Student apathy, alienation just more visible to society

Assoc. Collegiate Press

Editor’s Note: This article was originally published on Wednesday, January 8, 1969.

Today’s alienated and apathetic students, although increasing in number, form the same two to three percent of the nation’s youth as in previous years, Dr. Paul T. King, director of the Testing and Counseling Service of the University of Missouri, said recently in an interview.

However this two to three percent is becoming more visible to society, he said. The study has not yet revealed the reasons for alienation or apathy.

The apathetic and alienated students can be classified in seven major categories based on results of national research on student values, King said. King outlined the seven categories as follows:

*The passive withdrawn student.

*The passive and uncommunicative student.

*The activist who is deeply committed.

*The student who attempts to gratify himself (this includes bead wearers and drug takers.)

*Supporters of the status quo, such as those who join the Junior Chamber of Commerce.

*The lonely student who sees the need for change but is afraid to act.

*The political game player and strategist.

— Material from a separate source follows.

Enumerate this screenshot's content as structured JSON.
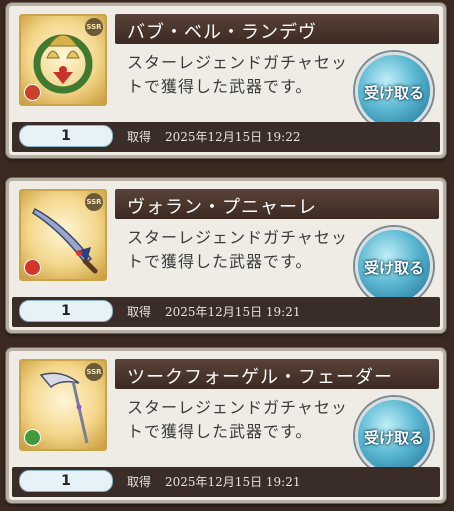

From his research and reading, King has collected number of theories that attempt to explain student apathy and alienation. These theories are not necessarily King’s.

King also explained that a fast moving society causes a psychological numbing effect. The youth sees an environment that is difficult to control and withdraws from it. 

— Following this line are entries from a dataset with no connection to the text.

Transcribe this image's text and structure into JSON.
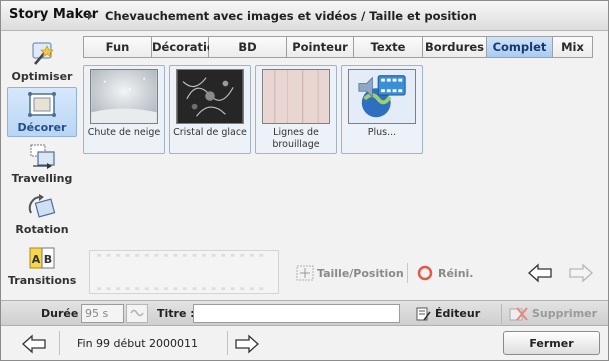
{
  "window": {
    "app_title": "Story Maker",
    "breadcrumb": "Chevauchement avec images et vidéos / Taille et position"
  },
  "sidebar": {
    "items": [
      {
        "label": "Optimiser",
        "icon": "wand-icon",
        "active": false
      },
      {
        "label": "Décorer",
        "icon": "frame-icon",
        "active": true
      },
      {
        "label": "Travelling",
        "icon": "travelling-icon",
        "active": false
      },
      {
        "label": "Rotation",
        "icon": "rotation-icon",
        "active": false
      },
      {
        "label": "Transitions",
        "icon": "ab-transition-icon",
        "active": false
      }
    ]
  },
  "tabs": [
    {
      "label": "Fun",
      "active": false
    },
    {
      "label": "Décoration",
      "active": false
    },
    {
      "label": "BD",
      "active": false
    },
    {
      "label": "Pointeur",
      "active": false
    },
    {
      "label": "Texte",
      "active": false
    },
    {
      "label": "Bordures",
      "active": false
    },
    {
      "label": "Complet",
      "active": true
    },
    {
      "label": "Mix",
      "active": false
    }
  ],
  "thumbnails": [
    {
      "label": "Chute de neige",
      "icon": "snowfall-thumbnail"
    },
    {
      "label": "Cristal de glace",
      "icon": "ice-crystal-thumbnail"
    },
    {
      "label": "Lignes de brouillage",
      "icon": "scrambled-lines-thumbnail"
    },
    {
      "label": "Plus...",
      "icon": "more-effects-icon"
    }
  ],
  "controls": {
    "size_position_label": "Taille/Position",
    "reset_label": "Réini."
  },
  "fields": {
    "duration_label": "Durée :",
    "duration_value": "95 s",
    "title_label": "Titre :",
    "title_value": "",
    "editor_label": "Éditeur",
    "delete_label": "Supprimer"
  },
  "footer": {
    "status": "Fin 99 début 2000011",
    "close_label": "Fermer"
  },
  "colors": {
    "active_tab": "#b9d5f4",
    "accent_blue": "#1f4f8f",
    "reset_red": "#e05a4a"
  }
}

Parental permissiveness may be another reason behind alienation and apathy. Parents are afraid to exert real parental authority, King said.

A theory King does not agree with contends that the unrest in youth is a symptom of neuroticism. “The youth are acting out to their own morbidity,” he said.

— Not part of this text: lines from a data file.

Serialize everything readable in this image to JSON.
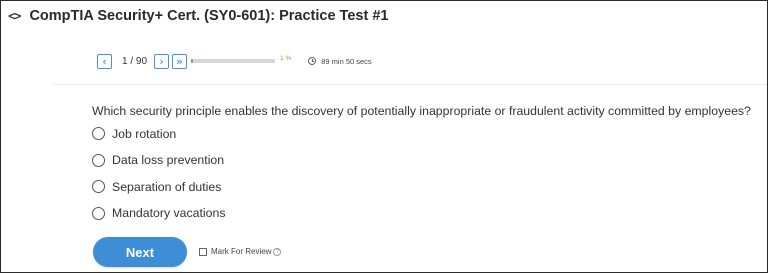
{
  "header": {
    "icon": "code-icon",
    "icon_glyph": "<>",
    "title": "CompTIA Security+ Cert. (SY0-601): Practice Test #1"
  },
  "toolbar": {
    "prev_icon": "chevron-left-icon",
    "prev_glyph": "‹",
    "page_counter": "1 / 90",
    "next_icon": "chevron-right-icon",
    "next_glyph": "›",
    "last_icon": "double-chevron-right-icon",
    "last_glyph": "»",
    "progress_percent": 1,
    "progress_label": "1 %",
    "progress_color": "#6db33f",
    "timer_icon": "clock-icon",
    "timer_text": "89 min 50 secs"
  },
  "question": {
    "text": "Which security principle enables the discovery of potentially inappropriate or fraudulent activity committed by employees?",
    "options": [
      {
        "label": "Job rotation",
        "selected": false
      },
      {
        "label": "Data loss prevention",
        "selected": false
      },
      {
        "label": "Separation of duties",
        "selected": false
      },
      {
        "label": "Mandatory vacations",
        "selected": false
      }
    ]
  },
  "footer": {
    "next_label": "Next",
    "next_color": "#3d8ed6",
    "review_label": "Mark For Review",
    "review_checked": false,
    "info_icon": "info-icon",
    "info_glyph": "?"
  }
}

Television is partly responsible for alienation, Dr. King added. After sitting in front of a TV for thousands of hours, “the youth cannot relate to individuals. He has little practice in personal relationships.”

Some psychologists feel there is really nothing wrong with the youth. He feels alienation is an effort, dictated by society’s need for reform, to recognize what is wrong.¬†

Lacking confidence in “the Establishment,” students are criticizing and opposing it. They view adults, the government and university administrators as representatives and perpetrators of this “established way of life,” King said.

King also says that students feel the system is so ironclad that it cannot be changed through ordinary means. So they believe in destroying the system, he said.

“There is a feeling of urgency about these ¬†students. The world is changing so fast that they fear the values their parents teach them are going to be outmoded. Because of this, they don’t take seriously the ideas of their parents,” King explained.

He also feels the so-called “generation gap” is really a communications gap. Parents listen, he says, but they don’t get the right meaning.